**PROBLEM TO SOLVE**:
Copy out each line below exactly as it appears.

**RECORDS**:
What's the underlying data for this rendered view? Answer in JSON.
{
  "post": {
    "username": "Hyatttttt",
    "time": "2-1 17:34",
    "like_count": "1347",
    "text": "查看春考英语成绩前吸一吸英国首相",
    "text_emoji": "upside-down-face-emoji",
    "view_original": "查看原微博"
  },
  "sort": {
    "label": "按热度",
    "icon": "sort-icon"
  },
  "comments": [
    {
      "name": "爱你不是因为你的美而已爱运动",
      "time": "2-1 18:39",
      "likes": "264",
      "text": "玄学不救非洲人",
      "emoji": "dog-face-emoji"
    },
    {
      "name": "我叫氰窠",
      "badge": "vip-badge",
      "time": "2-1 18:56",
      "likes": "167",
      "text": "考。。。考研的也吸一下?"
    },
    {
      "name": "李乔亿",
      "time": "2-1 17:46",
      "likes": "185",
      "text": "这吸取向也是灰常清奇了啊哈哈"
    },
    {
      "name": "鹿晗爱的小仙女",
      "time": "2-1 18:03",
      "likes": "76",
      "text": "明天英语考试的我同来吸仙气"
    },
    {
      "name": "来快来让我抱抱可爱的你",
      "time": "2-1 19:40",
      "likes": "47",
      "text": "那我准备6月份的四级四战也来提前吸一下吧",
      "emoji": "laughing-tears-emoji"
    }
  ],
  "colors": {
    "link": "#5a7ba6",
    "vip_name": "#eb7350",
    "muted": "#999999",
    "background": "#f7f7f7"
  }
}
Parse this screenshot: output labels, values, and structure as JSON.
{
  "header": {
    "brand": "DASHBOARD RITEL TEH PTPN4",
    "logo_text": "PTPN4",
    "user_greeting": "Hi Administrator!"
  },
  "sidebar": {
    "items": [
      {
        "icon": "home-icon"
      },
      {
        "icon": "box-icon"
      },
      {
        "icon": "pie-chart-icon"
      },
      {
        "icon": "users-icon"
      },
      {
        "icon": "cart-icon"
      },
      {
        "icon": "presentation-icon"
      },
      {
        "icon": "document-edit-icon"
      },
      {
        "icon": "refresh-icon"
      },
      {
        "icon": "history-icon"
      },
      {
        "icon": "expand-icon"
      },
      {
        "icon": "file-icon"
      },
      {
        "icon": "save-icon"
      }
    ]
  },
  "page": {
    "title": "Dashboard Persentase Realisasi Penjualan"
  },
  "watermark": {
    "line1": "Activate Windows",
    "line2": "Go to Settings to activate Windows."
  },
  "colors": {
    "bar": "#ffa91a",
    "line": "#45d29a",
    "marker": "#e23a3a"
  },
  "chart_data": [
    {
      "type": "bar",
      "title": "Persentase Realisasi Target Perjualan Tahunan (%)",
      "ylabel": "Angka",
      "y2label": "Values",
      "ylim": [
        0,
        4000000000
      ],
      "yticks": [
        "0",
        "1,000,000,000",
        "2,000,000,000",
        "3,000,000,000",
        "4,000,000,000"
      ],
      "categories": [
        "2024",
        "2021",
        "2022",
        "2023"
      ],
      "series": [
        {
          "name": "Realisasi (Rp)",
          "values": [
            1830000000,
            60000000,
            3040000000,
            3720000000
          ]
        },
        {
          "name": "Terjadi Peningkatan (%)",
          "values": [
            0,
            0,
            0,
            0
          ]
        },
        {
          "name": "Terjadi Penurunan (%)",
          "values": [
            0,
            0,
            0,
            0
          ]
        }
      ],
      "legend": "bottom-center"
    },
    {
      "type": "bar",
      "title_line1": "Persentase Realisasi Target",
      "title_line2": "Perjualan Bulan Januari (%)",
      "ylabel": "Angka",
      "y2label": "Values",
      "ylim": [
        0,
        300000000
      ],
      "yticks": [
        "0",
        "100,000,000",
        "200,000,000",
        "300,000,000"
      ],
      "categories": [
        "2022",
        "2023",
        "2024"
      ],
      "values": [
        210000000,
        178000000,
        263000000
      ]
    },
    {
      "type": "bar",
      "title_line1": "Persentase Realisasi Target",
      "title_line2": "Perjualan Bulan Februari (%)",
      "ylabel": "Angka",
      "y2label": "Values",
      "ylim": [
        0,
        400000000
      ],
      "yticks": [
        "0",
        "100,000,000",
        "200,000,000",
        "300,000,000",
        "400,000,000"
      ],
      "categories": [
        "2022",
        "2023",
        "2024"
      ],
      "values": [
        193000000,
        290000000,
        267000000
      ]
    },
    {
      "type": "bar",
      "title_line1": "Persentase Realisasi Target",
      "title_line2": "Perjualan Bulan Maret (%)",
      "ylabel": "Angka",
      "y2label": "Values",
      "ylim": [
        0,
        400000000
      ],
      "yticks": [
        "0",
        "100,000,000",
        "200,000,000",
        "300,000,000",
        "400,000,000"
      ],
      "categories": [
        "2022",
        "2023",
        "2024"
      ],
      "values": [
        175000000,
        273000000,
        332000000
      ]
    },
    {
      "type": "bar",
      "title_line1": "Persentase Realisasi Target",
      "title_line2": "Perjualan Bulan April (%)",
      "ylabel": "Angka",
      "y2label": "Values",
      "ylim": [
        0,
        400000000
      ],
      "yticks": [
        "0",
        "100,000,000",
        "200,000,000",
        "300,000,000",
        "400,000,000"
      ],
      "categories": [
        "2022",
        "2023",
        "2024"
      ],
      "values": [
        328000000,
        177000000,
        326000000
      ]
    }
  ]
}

**WRITTEN RESPONSE**:
What's the underlying data for this rendered view? Answer in JSON.
{
  "post": {
    "username": "Hyatttttt",
    "time": "2-1 17:34",
    "like_count": "1347",
    "text": "查看春考英语成绩前吸一吸英国首相",
    "text_emoji": "upside-down-face-emoji",
    "view_original": "查看原微博"
  },
  "sort": {
    "label": "按热度",
    "icon": "sort-icon"
  },
  "comments": [
    {
      "name": "爱你不是因为你的美而已爱运动",
      "time": "2-1 18:39",
      "likes": "264",
      "text": "玄学不救非洲人",
      "emoji": "dog-face-emoji"
    },
    {
      "name": "我叫氰窠",
      "badge": "vip-badge",
      "time": "2-1 18:56",
      "likes": "167",
      "text": "考。。。考研的也吸一下?"
    },
    {
      "name": "李乔亿",
      "time": "2-1 17:46",
      "likes": "185",
      "text": "这吸取向也是灰常清奇了啊哈哈"
    },
    {
      "name": "鹿晗爱的小仙女",
      "time": "2-1 18:03",
      "likes": "76",
      "text": "明天英语考试的我同来吸仙气"
    },
    {
      "name": "来快来让我抱抱可爱的你",
      "time": "2-1 19:40",
      "likes": "47",
      "text": "那我准备6月份的四级四战也来提前吸一下吧",
      "emoji": "laughing-tears-emoji"
    }
  ],
  "colors": {
    "link": "#5a7ba6",
    "vip_name": "#eb7350",
    "muted": "#999999",
    "background": "#f7f7f7"
  }
}
Parse this screenshot: output labels, values, and structure as JSON.
{
  "header": {
    "brand": "DASHBOARD RITEL TEH PTPN4",
    "logo_text": "PTPN4",
    "user_greeting": "Hi Administrator!"
  },
  "sidebar": {
    "items": [
      {
        "icon": "home-icon"
      },
      {
        "icon": "box-icon"
      },
      {
        "icon": "pie-chart-icon"
      },
      {
        "icon": "users-icon"
      },
      {
        "icon": "cart-icon"
      },
      {
        "icon": "presentation-icon"
      },
      {
        "icon": "document-edit-icon"
      },
      {
        "icon": "refresh-icon"
      },
      {
        "icon": "history-icon"
      },
      {
        "icon": "expand-icon"
      },
      {
        "icon": "file-icon"
      },
      {
        "icon": "save-icon"
      }
    ]
  },
  "page": {
    "title": "Dashboard Persentase Realisasi Penjualan"
  },
  "watermark": {
    "line1": "Activate Windows",
    "line2": "Go to Settings to activate Windows."
  },
  "colors": {
    "bar": "#ffa91a",
    "line": "#45d29a",
    "marker": "#e23a3a"
  },
  "chart_data": [
    {
      "type": "bar",
      "title": "Persentase Realisasi Target Perjualan Tahunan (%)",
      "ylabel": "Angka",
      "y2label": "Values",
      "ylim": [
        0,
        4000000000
      ],
      "yticks": [
        "0",
        "1,000,000,000",
        "2,000,000,000",
        "3,000,000,000",
        "4,000,000,000"
      ],
      "categories": [
        "2024",
        "2021",
        "2022",
        "2023"
      ],
      "series": [
        {
          "name": "Realisasi (Rp)",
          "values": [
            1830000000,
            60000000,
            3040000000,
            3720000000
          ]
        },
        {
          "name": "Terjadi Peningkatan (%)",
          "values": [
            0,
            0,
            0,
            0
          ]
        },
        {
          "name": "Terjadi Penurunan (%)",
          "values": [
            0,
            0,
            0,
            0
          ]
        }
      ],
      "legend": "bottom-center"
    },
    {
      "type": "bar",
      "title_line1": "Persentase Realisasi Target",
      "title_line2": "Perjualan Bulan Januari (%)",
      "ylabel": "Angka",
      "y2label": "Values",
      "ylim": [
        0,
        300000000
      ],
      "yticks": [
        "0",
        "100,000,000",
        "200,000,000",
        "300,000,000"
      ],
      "categories": [
        "2022",
        "2023",
        "2024"
      ],
      "values": [
        210000000,
        178000000,
        263000000
      ]
    },
    {
      "type": "bar",
      "title_line1": "Persentase Realisasi Target",
      "title_line2": "Perjualan Bulan Februari (%)",
      "ylabel": "Angka",
      "y2label": "Values",
      "ylim": [
        0,
        400000000
      ],
      "yticks": [
        "0",
        "100,000,000",
        "200,000,000",
        "300,000,000",
        "400,000,000"
      ],
      "categories": [
        "2022",
        "2023",
        "2024"
      ],
      "values": [
        193000000,
        290000000,
        267000000
      ]
    },
    {
      "type": "bar",
      "title_line1": "Persentase Realisasi Target",
      "title_line2": "Perjualan Bulan Maret (%)",
      "ylabel": "Angka",
      "y2label": "Values",
      "ylim": [
        0,
        400000000
      ],
      "yticks": [
        "0",
        "100,000,000",
        "200,000,000",
        "300,000,000",
        "400,000,000"
      ],
      "categories": [
        "2022",
        "2023",
        "2024"
      ],
      "values": [
        175000000,
        273000000,
        332000000
      ]
    },
    {
      "type": "bar",
      "title_line1": "Persentase Realisasi Target",
      "title_line2": "Perjualan Bulan April (%)",
      "ylabel": "Angka",
      "y2label": "Values",
      "ylim": [
        0,
        400000000
      ],
      "yticks": [
        "0",
        "100,000,000",
        "200,000,000",
        "300,000,000",
        "400,000,000"
      ],
      "categories": [
        "2022",
        "2023",
        "2024"
      ],
      "values": [
        328000000,
        177000000,
        326000000
      ]
    }
  ]
}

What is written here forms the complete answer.